Exchange-traded funds focused on bank stocks are bouncing as investors appear to be wading back into the beleaguered banking sector amid strong trading volume in the ETFs.
The SPDR S&P Regional Banking ETF
was up around 2.8% Tuesday afternoon, while the SPDR S&P Bank ETF
gained 2.4% and the Invesco KBW Bank ETF
rose 2.8%, according to FactSet data, at last check.
Shares of the ETFs are rebounding after the sudden collapse of regional banks in recent days sparked an industry selloff, with investors anxious about whether more failures could follow the forced closures of California’s Silicon Valley Bank and New York’s Signature Bank. The U.S. government intervened, backstopping depositors to shore up confidence in the banking sector amid systemic risk concerns.
“Regional bank shares are climbing higher as if there’s an ‘all clear’ signal throughout the market,” said Quincy Krosby, chief global strategist for LPL Financial, in emailed comments Tuesday. “The intense selling pressure had the ‘sell now and ask questions later’ feeling, but questions remain whether there are risks still embedded on balance sheets, particularly if depositors continue to demand funds.”

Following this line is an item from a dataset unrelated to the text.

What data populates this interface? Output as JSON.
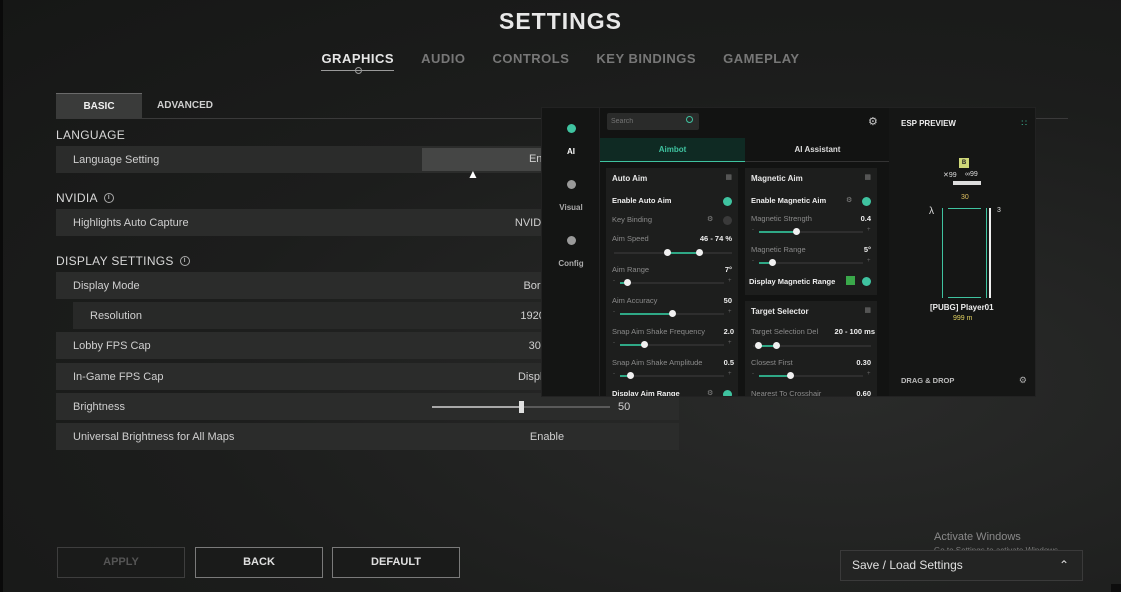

Moody’s Investors Service said in a note dated March 13 that it changed its outlook on the U.S. banking system to “negative” from “stable,” reflecting “the rapid deterioration in the operating environment following deposit runs” at Silicon Valley Bank, Silvergate Bank, and Signature Bank as well as the failures of Silicon Valley Bank and Signature Bank.
“Although the Department of the Treasury, Federal Reserve and FDIC announced that all depositors of SVB and Signature Bank will be made whole, the rapid and substantial decline in bank depositor and investor confidence precipitating this action starkly highlight risks in U.S. banks’ asset-liability management (ALM) exacerbated by rapidly rising interest rates,” Moody’s said in the note.
‘Record’ trading volume
Bank ETFs have seen above-average trading volume in recent days amid “immense volatility” in the banking sector, where trading in a “bunch of stocks” such as First Republic Bank was halted on concern over plunging shares, according to Todd Sohn, an ETF strategist with Strategas.
“You’re basically using the ETF as a price discovery vehicle,” and to express investment views on the banking sector in a time of uncertainty, Sohn said by phone Tuesday.
The SPDR S&P Regional Banking ETF in particular has stood out for “record trading and option volume” over recent days, according to Sohn. Traders engage in options contracts for the right to buy or sell securities at an agreed upon price by a specified date.
Read: ETFs are increasingly ‘mainstream for fast money’ amid rise in options activity tied to exposures in stocks, bonds
Investors and traders may be using the SPDR S&P Regional Banking ETF to make long or short bets or to hedge their positions, Sohn said. The fund saw $257 million of inflows Monday, the largest since March 2022, he said. On Friday, the day Silicon Valley Bank collapsed, the ETF had a “tiny” inflow of around $2.5 million, he added.
Meanwhile, financial stocks were among the strongest performers of the S&P 500 on Tuesday afternoon, with the Financial Select Sector SPDR Fund
up 1.6%, according to FactSet data, at last check. That compares with a 1.2% gain for the S&P 500 index
in Tuesday afternoon trading.
“In this headline driven market, much depends on the banking sector stocks to see the kind of inflows to suggest that the worst is truly over,” said Krosby.
State regulators closed Silicon Valley Bank on Friday, and on Sunday they shut down Signature Bank. The U.S. government intervened on Sunday, with the Treasury Department, Federal Reserve and Federal Deposit Insurance Corp. announcing that all depositors in the two institutions would be made whole. The Fed also created the Bank Term Funding Program, offering loans to banks to help them meet the needs of all their depositors.
First Republic Bank
was surging Tuesday afternoon, up around 29%, according to FactSet data, at last check. First Republic said Sunday that it has “further enhanced and diversified its financial position through access to additional liquidity from the Federal Reserve Bank and JPMorgan Chase & Co.”
Shares of JPMorgan
which on Monday was the largest holding of the Invesco KBW Bank ETF, were up 1.3% in Tuesday afternoon trading. So far this week, JPMorgan has edged down 0.5%, compared with plunge of around 50% for First Republic shares, FactSet data show, at last check.